Small commits, no branching, automated tests.
Fast feedback loops with user input contributing directly and meaningfully to ongoing development decisions.
Regular retrospectives where participants are given the freedom to examine and refine every aspect of their workflow, with no blame or judgment.
I love to learn! I’m learning several things at once, which isn’t unusual for me:
- Infrastructure engineering: Command line proficiency, Terraform, GCP, maintaining an ELK stack (Elastic Search, Logstash, Kibana).
- Data engineering (data pipelines and how to service the needs of data scientists).
- Swift and iOS development, but moving towards cross-platform mobile development.
- I've also been consolidating my Software Queenery skills such as TDD, refactoring, clean code, and software design
(cartoon courtesy of xkcd: xkcd.com/1053)
I'm currently working on a personal Accounting & Reconciliation tool that has reduced the amount of time I spend on private accounting each month from 4.5 hours to 2.5 hours. It has a real practical use and the code is very satisfying.
You know what, my answer to this may not be what you expect. I don't think we put enough emphasis on the fact that there is NO one specific technology or skill that beginner developers must learn.
What they must learn is that the learning never stops. The learning is the job. Everybody you meet, no matter how in awe of them you are, will have huge knowledge gaps and will still be learning new stuff. If they're really good, they will acknowledge this. They will embrace it and celebrate it. If they suggest otherwise, be wary of them.
The most important skills you need as a developer are these:
- An open mind
- An eagerness to learn
- A willingness to communicate and collaborate
- The ability to think critically and analytically
- The ability to pay attention
I work for a global consultancy (ThoughtWorks), so we don't have our own in-house technical estate. As a consultancy, one of our big technical challenges is maintaining our Tech Radar - which people across the industry rely on to give advice about current tools and technologies.
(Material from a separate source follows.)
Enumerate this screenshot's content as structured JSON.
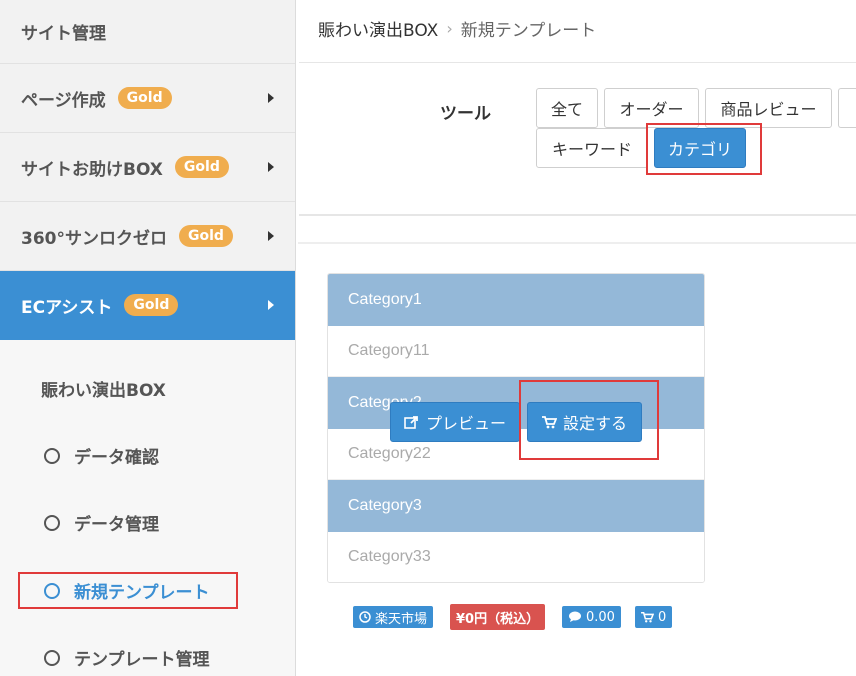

People would love it if we could tell them exactly what to use on their projects, but the reality is that there is such an explosion of new tools, libraries, etc each year that it is very hard to maintain an objective view and give advice that can live independent of company-specific constraints.
I had a great time making this podcast about teaching software developers, with @CarlFranklin and @RichCampbell for Dot Net Rocks, and I'd love for people to listen to it: dotnetrocks.com/?show=1621
I'm speaking at Lead Dev London in June 2019 on the subject of time and working hours, with my wonderful friend and collaborator @SalFreudenberg: https://london2019.theleaddeveloper.com/talks/#sal-claire
I have two blogs: